In Memory of Gracie Em

This post was written by Joana, a member of the Portland Raging Grannies and friend of Grace Marian. 

screenshotOur good friend and member of the Portland Raging Grannies, Grace Marion or Gracie Em, passed on this week.    She was a Grannie for several years before leaving in 2015  for Botswana as a Peace Corp volunteer.  She had a wonderful experience there.    Sadly, she had to return when she discovered she had ALS.

She spent her days with her family in Maine and continued to be positive and interested in so many things.  Last August she requested suggestions for Sci Fi books – perhaps to preview which new universe she was interested in moving to.

She loved being a part of the Grannies for conversations and activism.  She was a delight in the actions, I just wish I had a photo with her in her leopard print Grannie gear.   But this is close —-screenshot

She was also a long-time volunteer with KBOO, hosting shows, working the tables and the book and record sales,  and always a delight to be with.  Her many friends in Portland Oregon will miss her wonderful smile and her stellar spirit

Here is one of the last messages she sent to us all.

We all do what we can.
Life is amazing and beautiful
and we struggle

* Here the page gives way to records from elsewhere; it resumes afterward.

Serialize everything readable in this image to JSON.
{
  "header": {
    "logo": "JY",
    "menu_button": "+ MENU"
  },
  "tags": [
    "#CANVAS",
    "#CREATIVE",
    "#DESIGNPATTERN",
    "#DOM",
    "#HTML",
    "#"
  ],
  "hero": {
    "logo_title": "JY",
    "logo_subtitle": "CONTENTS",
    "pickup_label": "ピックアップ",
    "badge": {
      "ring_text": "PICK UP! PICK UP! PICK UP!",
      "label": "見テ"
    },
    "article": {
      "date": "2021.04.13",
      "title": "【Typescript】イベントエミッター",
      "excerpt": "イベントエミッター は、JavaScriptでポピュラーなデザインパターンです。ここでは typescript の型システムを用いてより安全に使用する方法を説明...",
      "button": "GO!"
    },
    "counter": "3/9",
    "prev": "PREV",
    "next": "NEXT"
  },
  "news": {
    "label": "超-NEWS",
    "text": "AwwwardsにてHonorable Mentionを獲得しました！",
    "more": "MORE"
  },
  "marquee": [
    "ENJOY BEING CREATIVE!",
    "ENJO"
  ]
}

Ways to Take Action

It’s been a while since we’ve posted anything about how to take action on those issues important to us.

Here are a number of resources contributed by some of our members. This list includes calendars of upcoming events, protests, public hearings, trainings, meetings, or actions to participate in.

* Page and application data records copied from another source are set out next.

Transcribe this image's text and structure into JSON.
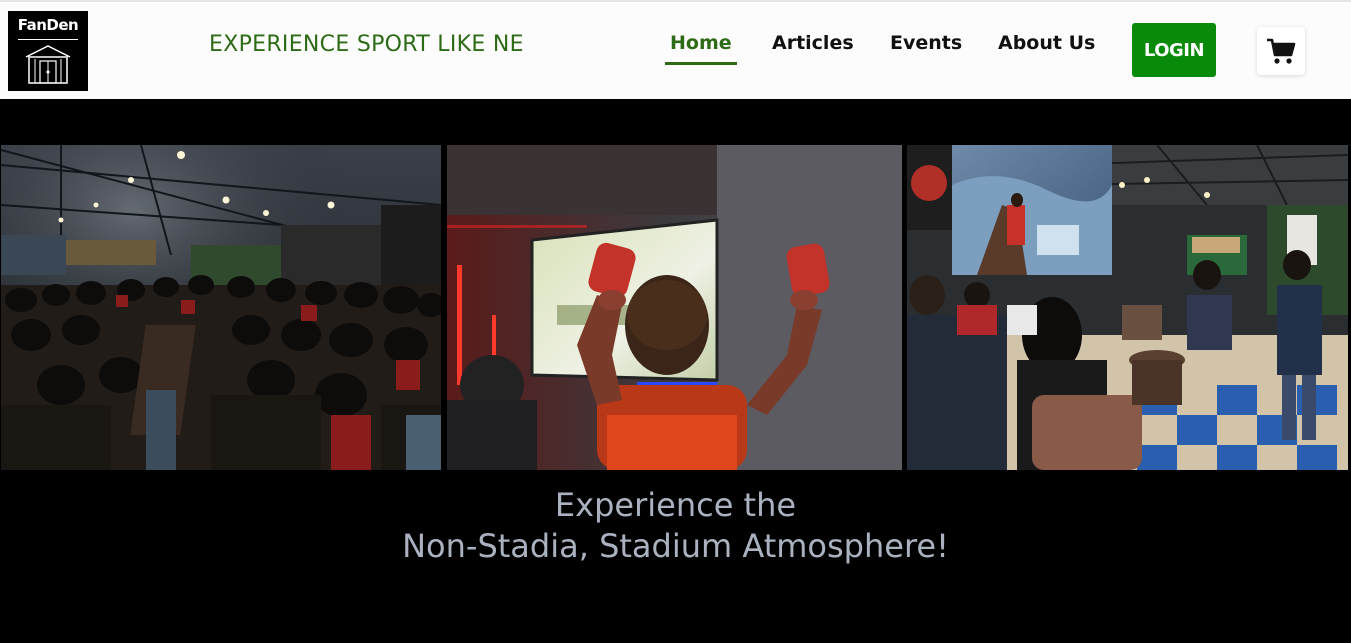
{
  "header": {
    "logo_text": "FanDen",
    "tagline": "EXPERIENCE SPORT LIKE NE",
    "nav": {
      "home": "Home",
      "articles": "Articles",
      "events": "Events",
      "about": "About Us"
    },
    "login_label": "LOGIN",
    "cart_icon": "cart-icon"
  },
  "hero": {
    "heading_line1": "Experience the",
    "heading_line2": "Non-Stadia, Stadium Atmosphere!"
  },
  "colors": {
    "accent_green": "#2e6b16",
    "login_green": "#0a8a0a",
    "hero_bg": "#000000",
    "heading_text": "#aab2c0"
  }
}
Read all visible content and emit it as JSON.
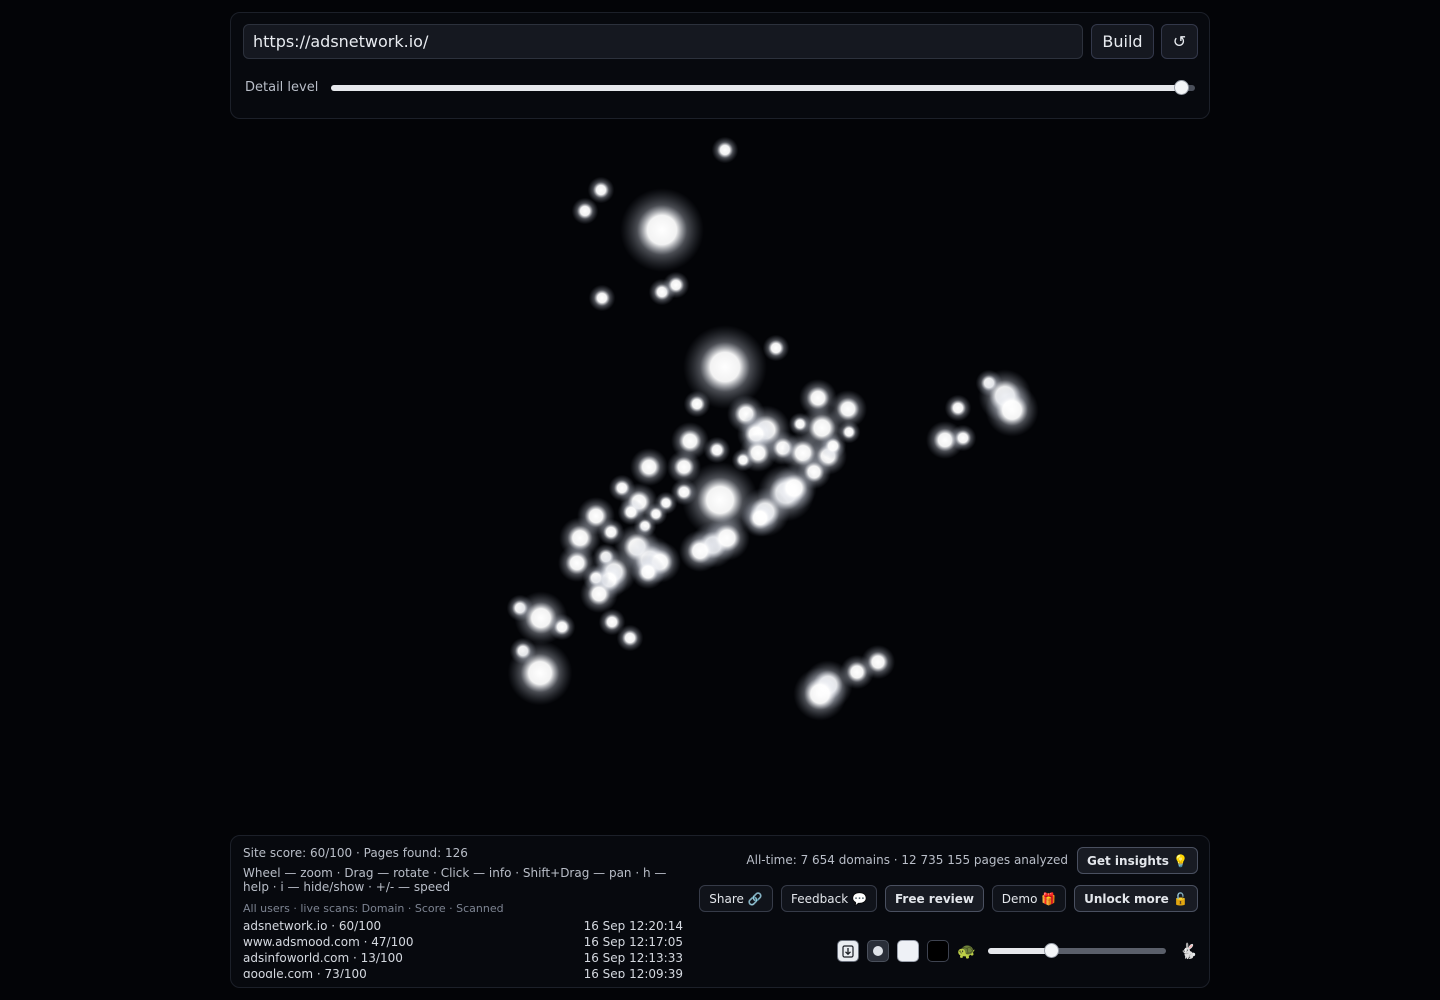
{
  "toolbar": {
    "url_value": "https://adsnetwork.io/",
    "build_label": "Build",
    "reload_glyph": "↺",
    "detail_label": "Detail level",
    "detail_level": 0.985
  },
  "stats": {
    "site": "Site score: 60/100 · Pages found: 126",
    "help": "Wheel — zoom · Drag — rotate · Click — info · Shift+Drag — pan · h — help · i — hide/show · +/- — speed",
    "scans_header": "All users · live scans: Domain · Score · Scanned",
    "alltime": "All-time: 7 654 domains · 12 735 155 pages analyzed"
  },
  "scans": [
    {
      "domain": "adsnetwork.io · 60/100",
      "time": "16 Sep 12:20:14"
    },
    {
      "domain": "www.adsmood.com · 47/100",
      "time": "16 Sep 12:17:05"
    },
    {
      "domain": "adsinfoworld.com · 13/100",
      "time": "16 Sep 12:13:33"
    },
    {
      "domain": "google.com · 73/100",
      "time": "16 Sep 12:09:39"
    }
  ],
  "buttons": {
    "insights": "Get insights 💡",
    "share": "Share 🔗",
    "feedback": "Feedback 💬",
    "review": "Free review",
    "demo": "Demo 🎁",
    "unlock": "Unlock more 🔓"
  },
  "speed": {
    "slow_glyph": "🐢",
    "fast_glyph": "🐇",
    "level": 0.36
  },
  "icons": {
    "download": "download-icon",
    "dot": "dot-icon",
    "light": "light-theme-icon",
    "dark": "dark-theme-icon"
  }
}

PDX Activist  is a collaborative community calendar. This is a place to share protests, assemblies, direct actions, and other events that are open to public participation.

Resistance Calendar

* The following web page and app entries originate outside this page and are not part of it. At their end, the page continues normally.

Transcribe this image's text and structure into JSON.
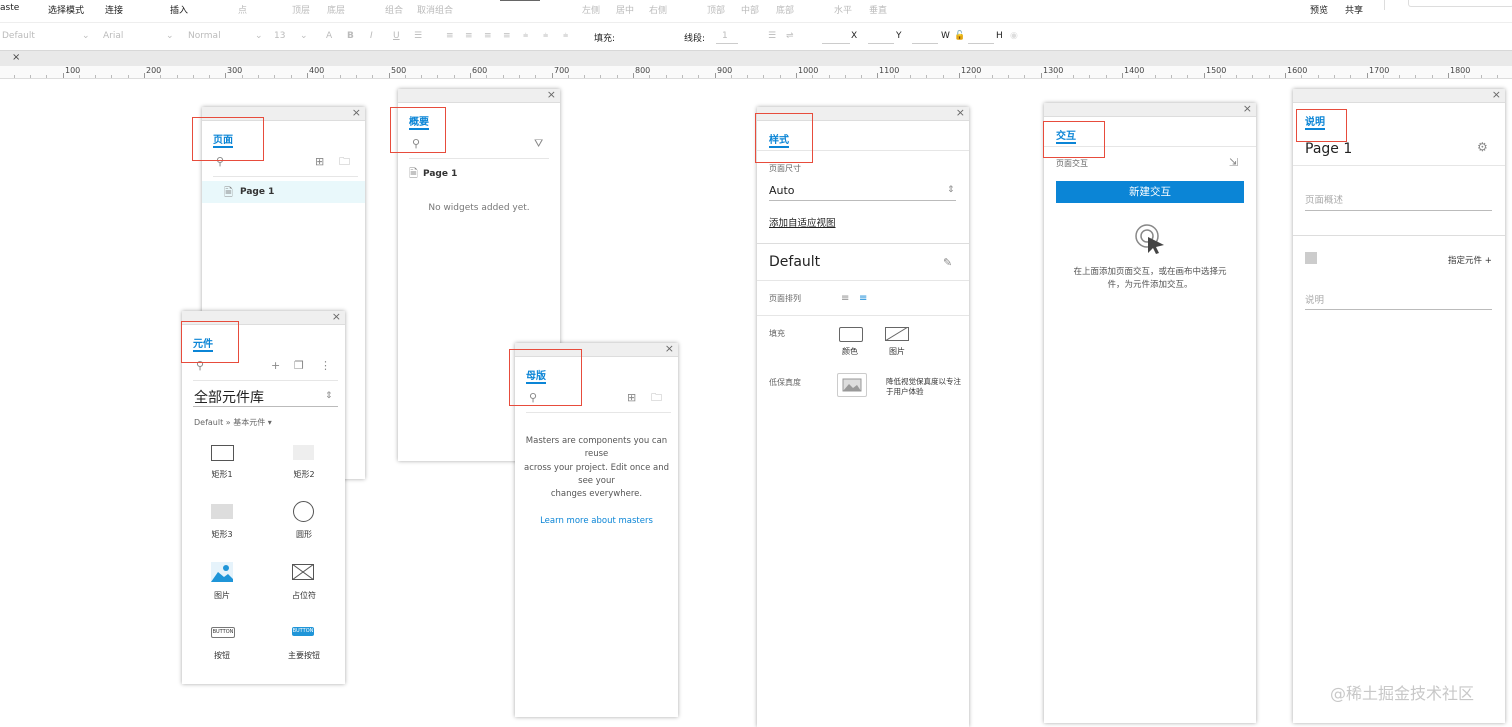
{
  "topbar": {
    "left_cut": "aste",
    "items": [
      "选择模式",
      "连接",
      "插入",
      "点",
      "顶层",
      "底层",
      "组合",
      "取消组合",
      "左侧",
      "居中",
      "右侧",
      "顶部",
      "中部",
      "底部",
      "水平",
      "垂直"
    ],
    "preview": "预览",
    "share": "共享"
  },
  "formatbar": {
    "style_select": "Default",
    "font_select": "Arial",
    "weight_select": "Normal",
    "size_select": "13",
    "fill_label": "填充:",
    "stroke_label": "线段:",
    "stroke_value": "1",
    "x": "X",
    "y": "Y",
    "w": "W",
    "h": "H"
  },
  "tabstrip": {
    "close": "×"
  },
  "ruler": {
    "labels": [
      "100",
      "200",
      "300",
      "400",
      "500",
      "600",
      "700",
      "800",
      "900",
      "1000",
      "1100",
      "1200",
      "1300",
      "1400",
      "1500",
      "1600",
      "1700",
      "1800"
    ]
  },
  "pages_panel": {
    "tab": "页面",
    "items": [
      "Page 1"
    ]
  },
  "widgets_panel": {
    "tab": "元件",
    "library": "全部元件库",
    "sub": "Default » 基本元件 ▾",
    "widgets": [
      "矩形1",
      "矩形2",
      "矩形3",
      "圆形",
      "图片",
      "占位符",
      "按钮",
      "主要按钮"
    ],
    "button_text": "BUTTON"
  },
  "outline_panel": {
    "tab": "概要",
    "page": "Page 1",
    "empty": "No widgets added yet."
  },
  "masters_panel": {
    "tab": "母版",
    "desc1": "Masters are components you can",
    "desc2": "reuse",
    "desc3": "across your project. Edit once and",
    "desc4": "see your",
    "desc5": "changes everywhere.",
    "link": "Learn more about masters"
  },
  "style_panel": {
    "tab": "样式",
    "page_size_label": "页面尺寸",
    "page_size_value": "Auto",
    "adaptive_link": "添加自适应视图",
    "style_name": "Default",
    "align_label": "页面排列",
    "fill_label": "填充",
    "fill_color": "颜色",
    "fill_image": "图片",
    "lowfi_label": "低保真度",
    "lowfi_desc1": "降低视觉保真度以专注",
    "lowfi_desc2": "于用户体验"
  },
  "interaction_panel": {
    "tab": "交互",
    "page_interaction": "页面交互",
    "new_button": "新建交互",
    "hint1": "在上面添加页面交互，或在画布中选择元",
    "hint2": "件，为元件添加交互。"
  },
  "notes_panel": {
    "tab": "说明",
    "page": "Page 1",
    "summary_placeholder": "页面概述",
    "assign_widget": "指定元件 +",
    "notes_placeholder": "说明"
  },
  "watermark": "@稀土掘金技术社区",
  "colors": {
    "accent": "#0b85d6",
    "highlight_box": "#e74c3c",
    "selected_row": "#e9f8fb"
  }
}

Rise Stronger: The People’s Calendar

Indivisible: Oregon and National  (Each Tuesday noon alternates between Wyden’s and Merkley’s office for a one-hour rally and demand

The Leap: Local and national actions

5Calls: Make Your Voice Heard

Popular Resistance calendar   

Fossil Fuel Resistance Update via email listserv sent out as needed.  Click on the link to send an email to sign-up.

Jewish Voices for Peace sends out emails on upcoming events, from protests to workshops to vigils/prayers to book group discussions, including the ICE prayer walks and vigils with Portland Buddhists for Peace

Portland Committee for Human Rights in the Philippines Facebook Events page

March Against Hate

A large gaggle of Portland Raging Grannies were at the “Patriot Prayer” counter-protest rally September 10 in Terry Schrunk Plaza in Portland.  We gathered at the at noon and practiced our songs with some folks looking on smiling and taking pictures.  At about 12:30pm the program began with several community leaders from native, Latino/a, immigrant, Jewish and other groups espousing messages of love and peace.  The march began around 1:30, and the Raging Grannies hustled to a corner to dance “Stand up for Your Rights” as the marchers passed by.  Many stopped to join in singing and dancing and to take our pictures.  The mood was enthusiastic and peaceful.  When the end of the march line approached, the Grannies joined the march .  We marched for several blocks with our banner and some songs.

Suddenly the police announced that the march had become violent and if you were a peaceful protester you needed to leave the area now or be subject to arrest. Some of our Grannies talked to the peacekeepers for the rally and they told us to keep marching since we had a permit to do so and there was no sign of violence. Most of us, heeding this advice, continued to march back to the park where we began.  None of the Grannies witnessed the disturbances reported to have occurred. See this article from OPB for more information about the march.